== Available records ==

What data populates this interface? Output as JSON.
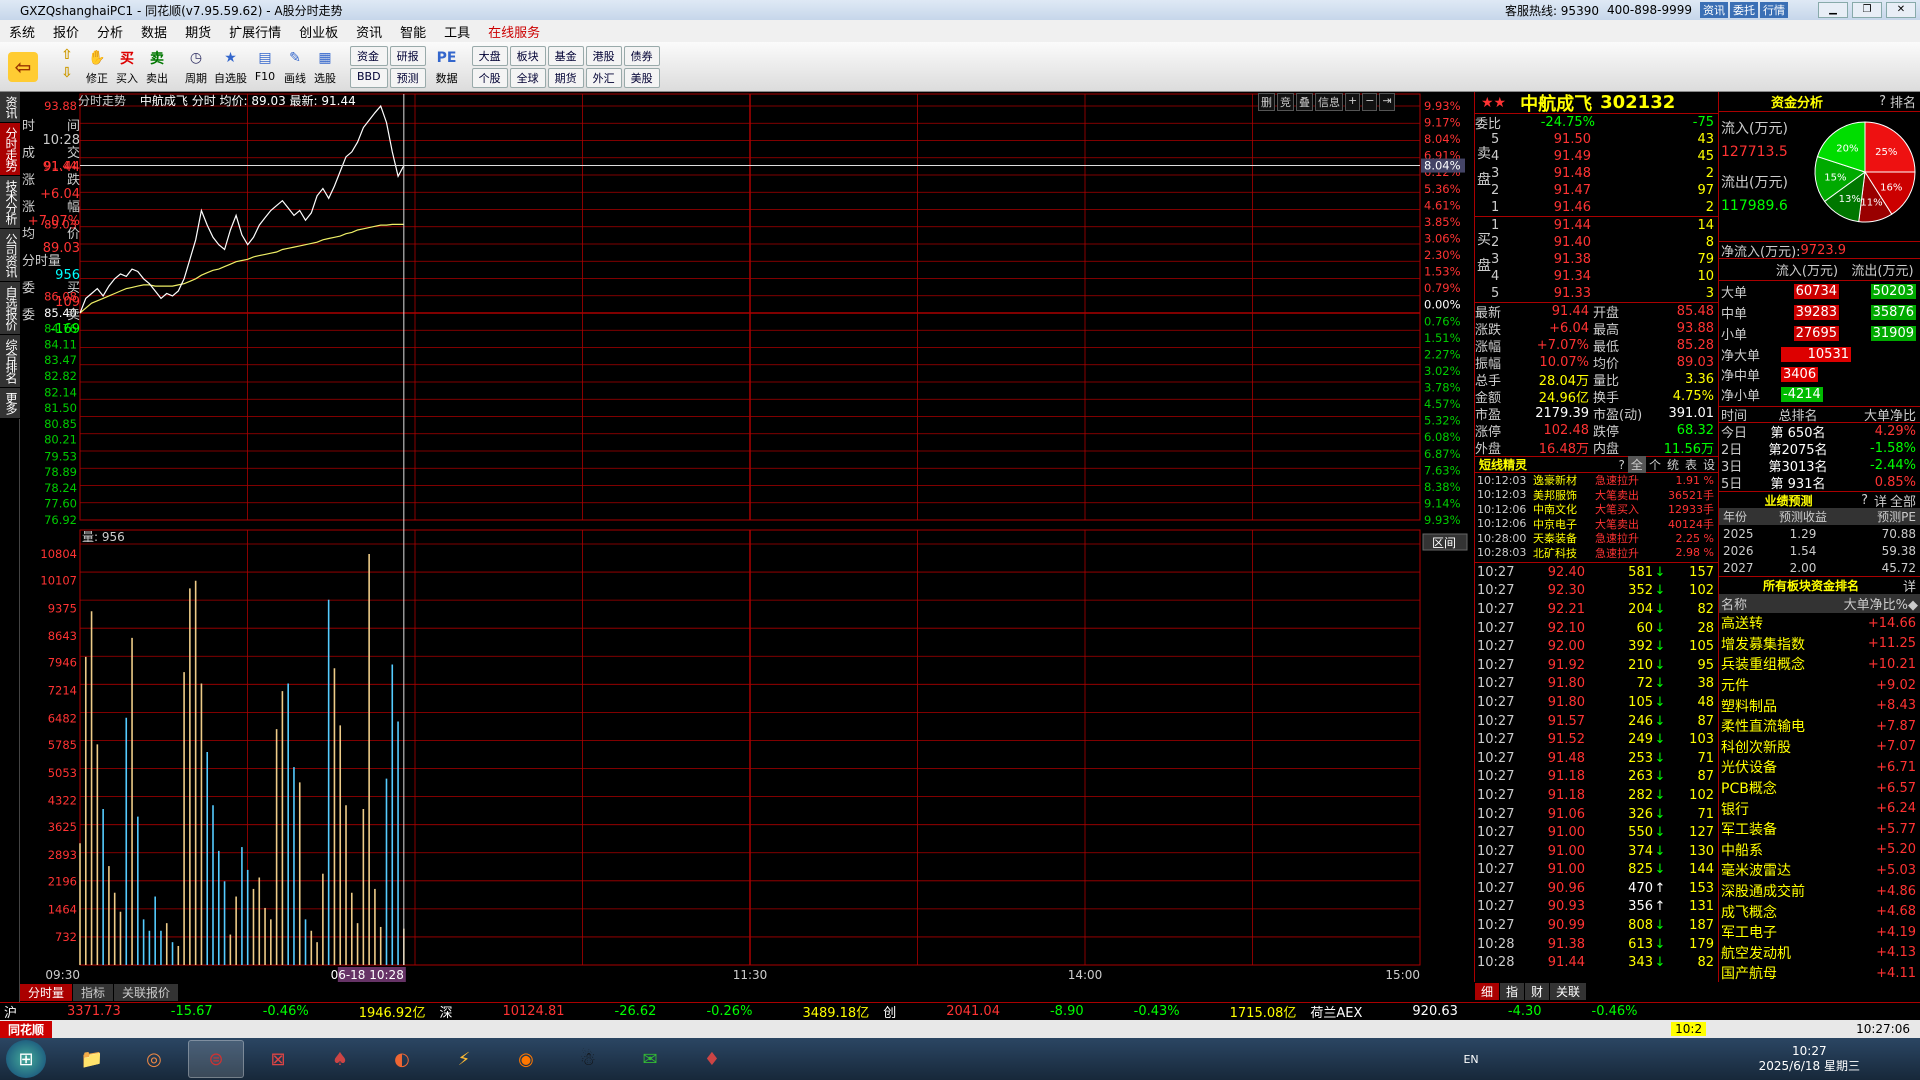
{
  "titlebar": {
    "title": "GXZQshanghaiPC1 - 同花顺(v7.95.59.62) - A股分时走势",
    "hotline": "客服热线: 95390",
    "phone": "400-898-9999",
    "b1": "资讯",
    "b2": "委托",
    "b3": "行情"
  },
  "menu": [
    "系统",
    "报价",
    "分析",
    "数据",
    "期货",
    "扩展行情",
    "创业板",
    "资讯",
    "智能",
    "工具",
    "在线服务"
  ],
  "toolbar": {
    "items": [
      "修正",
      "买入",
      "卖出",
      "周期",
      "自选股",
      "F10",
      "画线",
      "选股",
      "数据"
    ],
    "grp1": [
      "资金",
      "研报",
      "BBD",
      "预测"
    ],
    "grp2": [
      "大盘",
      "板块",
      "基金",
      "港股",
      "债券"
    ],
    "grp3": [
      "个股",
      "全球",
      "期货",
      "外汇",
      "美股"
    ]
  },
  "left_tabs": [
    "资讯",
    "分时走势",
    "技术分析",
    "公司资讯",
    "自选报价",
    "综合排名",
    "更多"
  ],
  "chart": {
    "header_title": "分时走势",
    "name": "中航成飞",
    "header_rest": "分时 均价: 89.03 最新: 91.44",
    "volume_label": "量: 956",
    "left_price_ticks": [
      "93.88",
      "91.44",
      "89.03",
      "86.08",
      "85.40",
      "84.76",
      "84.11",
      "83.47",
      "82.82",
      "82.14",
      "81.50",
      "80.85",
      "80.21",
      "79.53",
      "78.89",
      "78.24",
      "77.60",
      "76.92"
    ],
    "right_pct_ticks": [
      "9.93%",
      "9.17%",
      "8.04%",
      "6.91%",
      "6.12%",
      "5.36%",
      "4.61%",
      "3.85%",
      "3.06%",
      "2.30%",
      "1.53%",
      "0.79%",
      "0.00%",
      "0.76%",
      "1.51%",
      "2.27%",
      "3.02%",
      "3.78%",
      "4.57%",
      "5.32%",
      "6.08%",
      "6.87%",
      "7.63%",
      "8.38%",
      "9.14%",
      "9.93%"
    ],
    "vol_ticks": [
      "10804",
      "10107",
      "9375",
      "8643",
      "7946",
      "7214",
      "6482",
      "5785",
      "5053",
      "4322",
      "3625",
      "2893",
      "2196",
      "1464",
      "732"
    ],
    "times": [
      "09:30",
      "06-18 10:28",
      "11:30",
      "14:00",
      "15:00"
    ],
    "tools": [
      "删",
      "竞",
      "叠",
      "信息",
      "+",
      "−",
      "⇥"
    ],
    "region_btn": "区间"
  },
  "info_panel": [
    [
      "时",
      "间"
    ],
    [
      "10:28",
      ""
    ],
    [
      "成",
      "交"
    ],
    [
      "91.44",
      ""
    ],
    [
      "涨",
      "跌"
    ],
    [
      "+6.04",
      ""
    ],
    [
      "涨",
      "幅"
    ],
    [
      "+7.07%",
      ""
    ],
    [
      "均",
      "价"
    ],
    [
      "89.03",
      ""
    ],
    [
      "分时量",
      ""
    ],
    [
      "956",
      ""
    ],
    [
      "委",
      "买"
    ],
    [
      "109",
      ""
    ],
    [
      "委",
      "卖"
    ],
    [
      "-169",
      ""
    ]
  ],
  "bottom_tabs": [
    "分时量",
    "指标",
    "关联报价"
  ],
  "quote": {
    "stars": "★★",
    "name": "中航成飞",
    "code": "302132",
    "weibi_label": "委比",
    "weibi": "-24.75%",
    "weicha": "-75",
    "sell": [
      [
        "5",
        "91.50",
        "43"
      ],
      [
        "4",
        "91.49",
        "45"
      ],
      [
        "3",
        "91.48",
        "2"
      ],
      [
        "2",
        "91.47",
        "97"
      ],
      [
        "1",
        "91.46",
        "2"
      ]
    ],
    "buy": [
      [
        "1",
        "91.44",
        "14"
      ],
      [
        "2",
        "91.40",
        "8"
      ],
      [
        "3",
        "91.38",
        "79"
      ],
      [
        "4",
        "91.34",
        "10"
      ],
      [
        "5",
        "91.33",
        "3"
      ]
    ],
    "stats": [
      [
        "最新",
        "91.44",
        "开盘",
        "85.48"
      ],
      [
        "涨跌",
        "+6.04",
        "最高",
        "93.88"
      ],
      [
        "涨幅",
        "+7.07%",
        "最低",
        "85.28"
      ],
      [
        "振幅",
        "10.07%",
        "均价",
        "89.03"
      ],
      [
        "总手",
        "28.04万",
        "量比",
        "3.36"
      ],
      [
        "金额",
        "24.96亿",
        "换手",
        "4.75%"
      ],
      [
        "市盈",
        "2179.39",
        "市盈(动)",
        "391.01"
      ],
      [
        "涨停",
        "102.48",
        "跌停",
        "68.32"
      ],
      [
        "外盘",
        "16.48万",
        "内盘",
        "11.56万"
      ]
    ],
    "sprite_title": "短线精灵",
    "sprite_tabs": [
      "?",
      "全",
      "个",
      "统",
      "表",
      "设"
    ],
    "sprites": [
      [
        "10:12:03",
        "逸豪新材",
        "急速拉升",
        "1.91 %"
      ],
      [
        "10:12:03",
        "美邦服饰",
        "大笔卖出",
        "36521手"
      ],
      [
        "10:12:06",
        "中南文化",
        "大笔买入",
        "12933手"
      ],
      [
        "10:12:06",
        "中京电子",
        "大笔卖出",
        "40124手"
      ],
      [
        "10:28:00",
        "天秦装备",
        "急速拉升",
        "2.25 %"
      ],
      [
        "10:28:03",
        "北矿科技",
        "急速拉升",
        "2.98 %"
      ]
    ],
    "ticks": [
      [
        "10:27",
        "92.40",
        "581",
        "↓",
        "157"
      ],
      [
        "10:27",
        "92.30",
        "352",
        "↓",
        "102"
      ],
      [
        "10:27",
        "92.21",
        "204",
        "↓",
        "82"
      ],
      [
        "10:27",
        "92.10",
        "60",
        "↓",
        "28"
      ],
      [
        "10:27",
        "92.00",
        "392",
        "↓",
        "105"
      ],
      [
        "10:27",
        "91.92",
        "210",
        "↓",
        "95"
      ],
      [
        "10:27",
        "91.80",
        "72",
        "↓",
        "38"
      ],
      [
        "10:27",
        "91.80",
        "105",
        "↓",
        "48"
      ],
      [
        "10:27",
        "91.57",
        "246",
        "↓",
        "87"
      ],
      [
        "10:27",
        "91.52",
        "249",
        "↓",
        "103"
      ],
      [
        "10:27",
        "91.48",
        "253",
        "↓",
        "71"
      ],
      [
        "10:27",
        "91.18",
        "263",
        "↓",
        "87"
      ],
      [
        "10:27",
        "91.18",
        "282",
        "↓",
        "102"
      ],
      [
        "10:27",
        "91.06",
        "326",
        "↓",
        "71"
      ],
      [
        "10:27",
        "91.00",
        "550",
        "↓",
        "127"
      ],
      [
        "10:27",
        "91.00",
        "374",
        "↓",
        "130"
      ],
      [
        "10:27",
        "91.00",
        "825",
        "↓",
        "144"
      ],
      [
        "10:27",
        "90.96",
        "470",
        "↑",
        "153"
      ],
      [
        "10:27",
        "90.93",
        "356",
        "↑",
        "131"
      ],
      [
        "10:27",
        "90.99",
        "808",
        "↓",
        "187"
      ],
      [
        "10:28",
        "91.38",
        "613",
        "↓",
        "179"
      ],
      [
        "10:28",
        "91.44",
        "343",
        "↓",
        "82"
      ]
    ],
    "bottom_tabs": [
      "细",
      "指",
      "财",
      "关联"
    ]
  },
  "right": {
    "title": "资金分析",
    "btn": "排名",
    "inflow_label": "流入(万元)",
    "inflow": "127713.5",
    "outflow_label": "流出(万元)",
    "outflow": "117989.6",
    "net_label": "净流入(万元):",
    "net": "9723.9",
    "pie": [
      {
        "label": "25%",
        "color": "#e11"
      },
      {
        "label": "16%",
        "color": "#c00"
      },
      {
        "label": "11%",
        "color": "#900"
      },
      {
        "label": "13%",
        "color": "#070"
      },
      {
        "label": "15%",
        "color": "#0a0"
      },
      {
        "label": "20%",
        "color": "#0d0"
      }
    ],
    "flow_header": [
      "流入(万元)",
      "流出(万元)"
    ],
    "flow_rows": [
      [
        "大单",
        "60734",
        "50203"
      ],
      [
        "中单",
        "39283",
        "35876"
      ],
      [
        "小单",
        "27695",
        "31909"
      ]
    ],
    "net_rows": [
      [
        "净大单",
        "10531"
      ],
      [
        "净中单",
        "3406"
      ],
      [
        "净小单",
        "-4214"
      ]
    ],
    "rank_header": [
      "时间",
      "总排名",
      "大单净比"
    ],
    "rank_rows": [
      [
        "今日",
        "第 650名",
        "4.29%"
      ],
      [
        "2日",
        "第2075名",
        "-1.58%"
      ],
      [
        "3日",
        "第3013名",
        "-2.44%"
      ],
      [
        "5日",
        "第 931名",
        "0.85%"
      ]
    ],
    "forecast_title": "业绩预测",
    "forecast_header": [
      "年份",
      "预测收益",
      "预测PE"
    ],
    "forecast_rows": [
      [
        "2025",
        "1.29",
        "70.88"
      ],
      [
        "2026",
        "1.54",
        "59.38"
      ],
      [
        "2027",
        "2.00",
        "45.72"
      ]
    ],
    "sector_title": "所有板块资金排名",
    "sector_detail": "详",
    "sector_header": [
      "名称",
      "大单净比%◆"
    ],
    "sectors": [
      [
        "高送转",
        "+14.66"
      ],
      [
        "增发募集指数",
        "+11.25"
      ],
      [
        "兵装重组概念",
        "+10.21"
      ],
      [
        "元件",
        "+9.02"
      ],
      [
        "塑料制品",
        "+8.43"
      ],
      [
        "柔性直流输电",
        "+7.87"
      ],
      [
        "科创次新股",
        "+7.07"
      ],
      [
        "光伏设备",
        "+6.71"
      ],
      [
        "PCB概念",
        "+6.57"
      ],
      [
        "银行",
        "+6.24"
      ],
      [
        "军工装备",
        "+5.77"
      ],
      [
        "中船系",
        "+5.20"
      ],
      [
        "毫米波雷达",
        "+5.03"
      ],
      [
        "深股通成交前",
        "+4.86"
      ],
      [
        "成飞概念",
        "+4.68"
      ],
      [
        "军工电子",
        "+4.19"
      ],
      [
        "航空发动机",
        "+4.13"
      ],
      [
        "国产航母",
        "+4.11"
      ]
    ]
  },
  "status": [
    [
      "沪",
      "3371.73",
      "-15.67",
      "-0.46%",
      "1946.92亿"
    ],
    [
      "深",
      "10124.81",
      "-26.62",
      "-0.26%",
      "3489.18亿"
    ],
    [
      "创",
      "2041.04",
      "-8.90",
      "-0.43%",
      "1715.08亿"
    ],
    [
      "荷兰AEX",
      "920.63",
      "-4.30",
      "-0.46%",
      ""
    ]
  ],
  "bottombar": {
    "brand": "同花顺",
    "page": "10:2",
    "clock": "10:27:06"
  },
  "taskbar": {
    "apps": [
      "文件夹",
      "浏览器",
      "同花顺",
      "通达信",
      "扑克",
      "旋风",
      "闪电",
      "火狐",
      "QQ",
      "微信",
      "游戏"
    ],
    "time": "10:27",
    "date": "2025/6/18 星期三",
    "ime": "EN"
  },
  "series": {
    "price": [
      85.4,
      86.0,
      86.2,
      86.4,
      86.1,
      86.5,
      86.8,
      87.0,
      86.9,
      87.2,
      87.1,
      86.8,
      86.6,
      86.3,
      86.0,
      86.2,
      86.1,
      86.3,
      86.8,
      87.6,
      88.4,
      89.6,
      89.0,
      88.5,
      88.2,
      88.0,
      88.8,
      89.4,
      88.6,
      88.2,
      88.5,
      89.0,
      89.3,
      89.6,
      89.8,
      90.0,
      89.7,
      89.4,
      89.6,
      89.2,
      89.5,
      90.2,
      90.5,
      90.1,
      90.6,
      91.2,
      91.8,
      92.0,
      92.4,
      93.0,
      93.3,
      93.6,
      93.88,
      93.2,
      92.0,
      91.0,
      91.44
    ],
    "avg": [
      85.4,
      85.6,
      85.8,
      85.9,
      86.0,
      86.1,
      86.2,
      86.3,
      86.4,
      86.45,
      86.5,
      86.55,
      86.55,
      86.5,
      86.5,
      86.5,
      86.5,
      86.55,
      86.6,
      86.7,
      86.8,
      86.95,
      87.05,
      87.15,
      87.2,
      87.3,
      87.4,
      87.5,
      87.55,
      87.6,
      87.7,
      87.75,
      87.8,
      87.85,
      87.9,
      88.0,
      88.05,
      88.1,
      88.15,
      88.2,
      88.25,
      88.3,
      88.4,
      88.45,
      88.5,
      88.55,
      88.65,
      88.7,
      88.8,
      88.85,
      88.9,
      88.95,
      89.0,
      89.0,
      89.03,
      89.03,
      89.03
    ],
    "vol": [
      3200,
      8100,
      9300,
      5800,
      4100,
      2600,
      1900,
      1400,
      6500,
      8600,
      3900,
      1200,
      900,
      1800,
      900,
      1100,
      600,
      500,
      7700,
      9900,
      10100,
      7400,
      5600,
      4200,
      3000,
      2200,
      800,
      1800,
      3100,
      2500,
      2000,
      2300,
      1500,
      1200,
      6200,
      7200,
      7400,
      5200,
      4800,
      1200,
      900,
      600,
      2400,
      9600,
      7800,
      6300,
      4200,
      1900,
      1100,
      4100,
      10804,
      2000,
      1000,
      4900,
      7900,
      6400,
      956
    ]
  }
}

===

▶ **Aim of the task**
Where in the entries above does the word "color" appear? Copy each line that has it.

▶ **Answer space**
        "color": "#e11"
        "color": "#c00"
        "color": "#900"
        "color": "#070"
        "color": "#0a0"
        "color": "#0d0"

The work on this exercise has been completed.